== Task to complete ==
Determine how many lines of the records include "Ctrl", and answer with the number alone.

(Beginning of Extracted data)

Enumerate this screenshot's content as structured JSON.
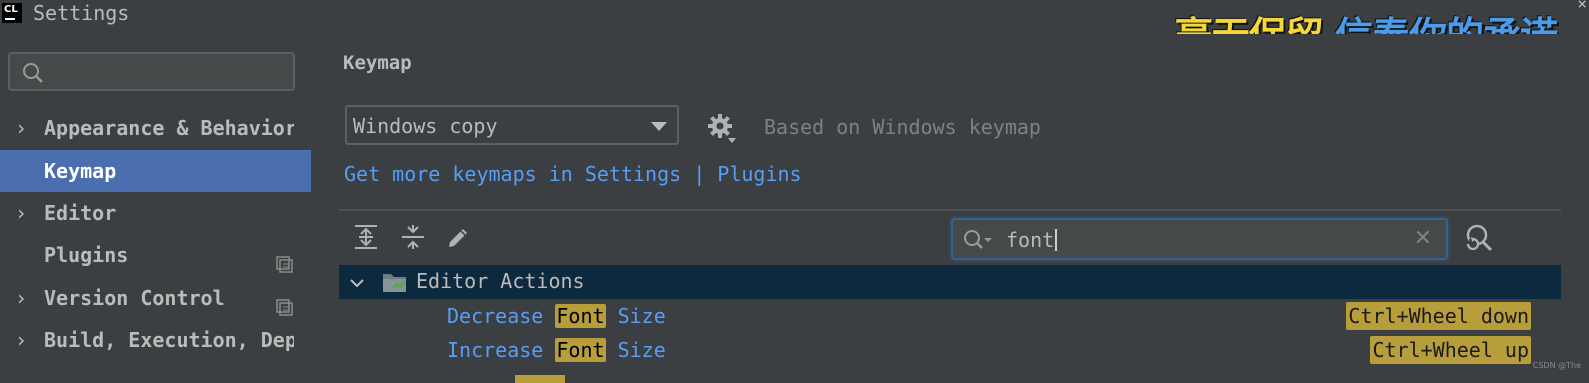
{
  "window": {
    "title": "Settings",
    "app_icon_text": "CL",
    "watermark_part1": "毫无保留",
    "watermark_part2": "信奉你的承诺",
    "close_glyph": "×"
  },
  "sidebar": {
    "search_placeholder": "",
    "items": [
      {
        "label": "Appearance & Behavior",
        "chevron": "›",
        "selected": false,
        "has_config_icon": false
      },
      {
        "label": "Keymap",
        "chevron": "",
        "selected": true,
        "has_config_icon": false
      },
      {
        "label": "Editor",
        "chevron": "›",
        "selected": false,
        "has_config_icon": false
      },
      {
        "label": "Plugins",
        "chevron": "",
        "selected": false,
        "has_config_icon": true
      },
      {
        "label": "Version Control",
        "chevron": "›",
        "selected": false,
        "has_config_icon": true
      },
      {
        "label": "Build, Execution, Deployment",
        "chevron": "›",
        "selected": false,
        "has_config_icon": false
      }
    ]
  },
  "main": {
    "title": "Keymap",
    "keymap_select_value": "Windows copy",
    "based_on": "Based on Windows keymap",
    "link_text": "Get more keymaps in Settings",
    "link_separator": "|",
    "link_plugins": "Plugins",
    "toolbar_icons": [
      "expand-all-icon",
      "collapse-all-icon",
      "edit-icon"
    ],
    "filter_value": "font",
    "filter_clear": "✕"
  },
  "tree": {
    "group_label": "Editor Actions",
    "rows": [
      {
        "pre": "Decrease ",
        "match": "Font",
        "post": " Size",
        "shortcut": "Ctrl+Wheel down"
      },
      {
        "pre": "Increase ",
        "match": "Font",
        "post": " Size",
        "shortcut": "Ctrl+Wheel up"
      }
    ]
  },
  "footer": {
    "tiny_credit": "CSDN @The"
  },
  "colors": {
    "background": "#3c3f41",
    "selection": "#4b6eaf",
    "link": "#589df6",
    "highlight": "#b89e3a",
    "group_row": "#0d293e"
  }
}
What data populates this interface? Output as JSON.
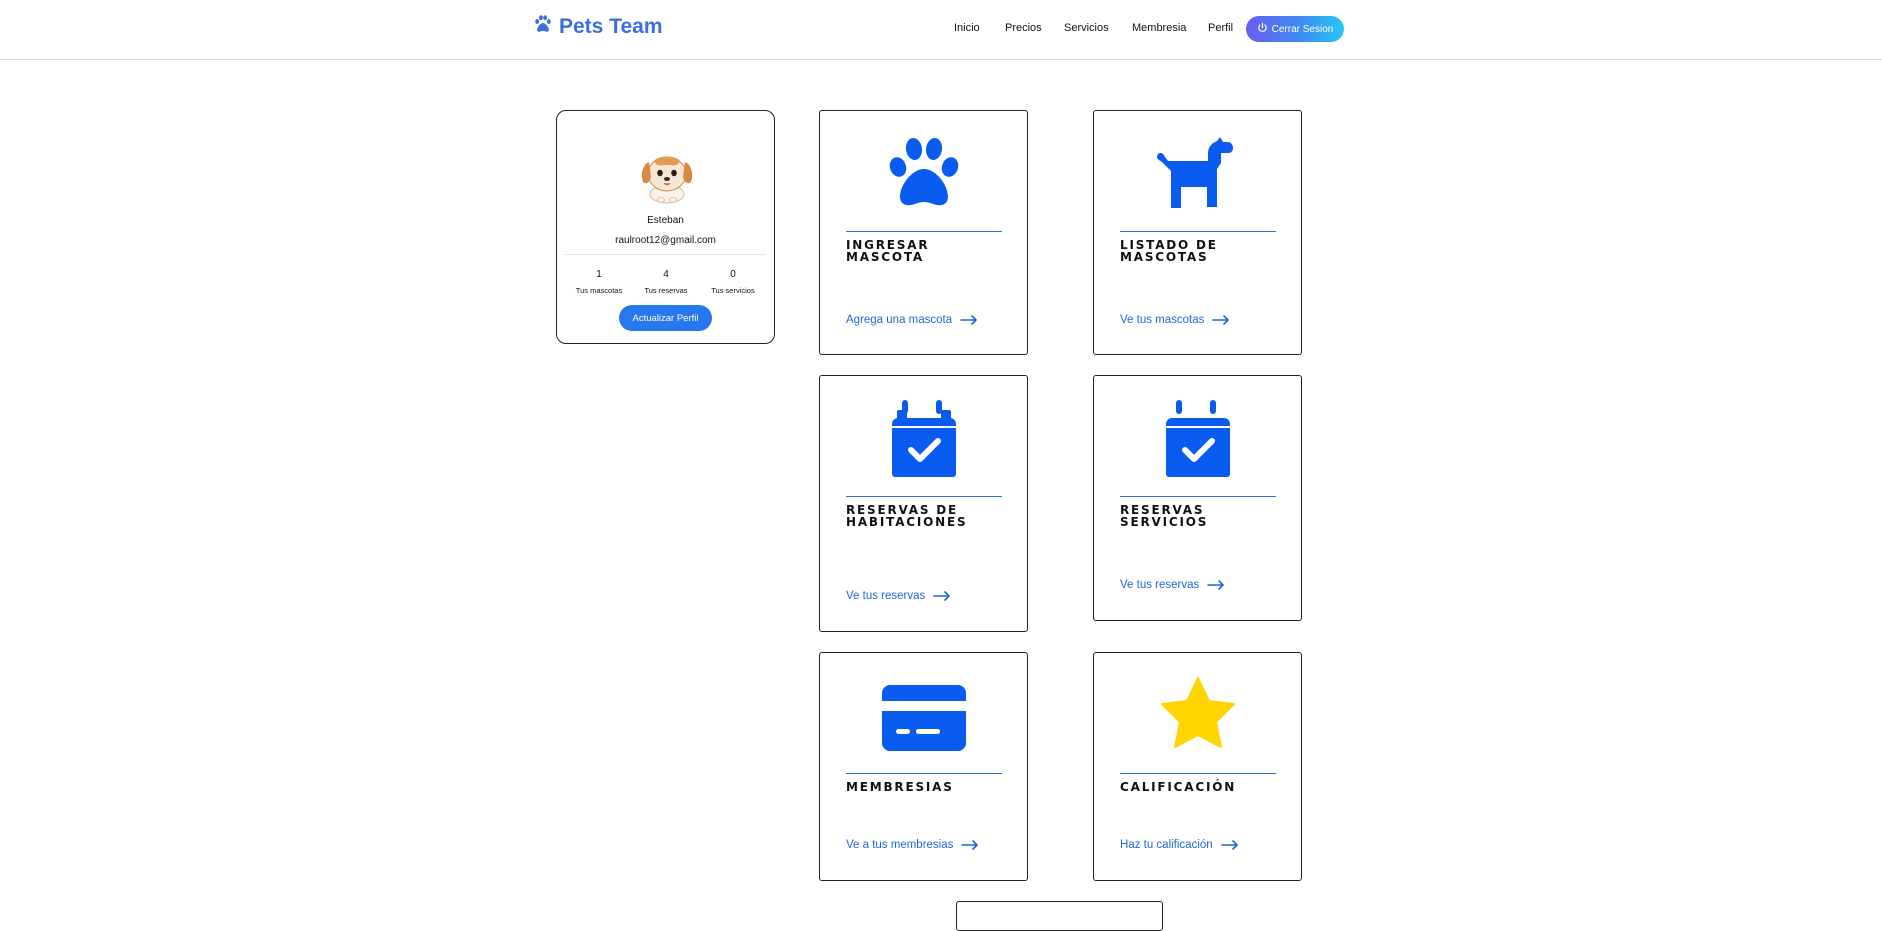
{
  "header": {
    "brand": "Pets Team",
    "nav": [
      "Inicio",
      "Precios",
      "Servicios",
      "Membresia",
      "Perfil"
    ],
    "logout_label": "Cerrar Sesion"
  },
  "profile": {
    "name": "Esteban",
    "email": "raulroot12@gmail.com",
    "stats": [
      {
        "value": "1",
        "label": "Tus mascotas"
      },
      {
        "value": "4",
        "label": "Tus reservas"
      },
      {
        "value": "0",
        "label": "Tus servicios"
      }
    ],
    "update_label": "Actualizar Perfil"
  },
  "cards": [
    {
      "title": "INGRESAR MASCOTA",
      "link": "Agrega una mascota",
      "icon": "paw-icon"
    },
    {
      "title": "LISTADO DE MASCOTAS",
      "link": "Ve tus mascotas",
      "icon": "dog-icon"
    },
    {
      "title": "RESERVAS DE HABITACIONES",
      "link": "Ve tus reservas",
      "icon": "calendar-check-icon"
    },
    {
      "title": "RESERVAS SERVICIOS",
      "link": "Ve tus reservas",
      "icon": "calendar-check-icon"
    },
    {
      "title": "MEMBRESIAS",
      "link": "Ve a tus membresias",
      "icon": "credit-card-icon"
    },
    {
      "title": "CALIFICACIÓN",
      "link": "Haz tu calificación",
      "icon": "star-icon"
    }
  ],
  "colors": {
    "accent": "#0a5bf0",
    "link": "#1f67d9",
    "star": "#ffd400",
    "brand": "#3a6fe0"
  }
}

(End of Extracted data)

== Solved exercise ==
2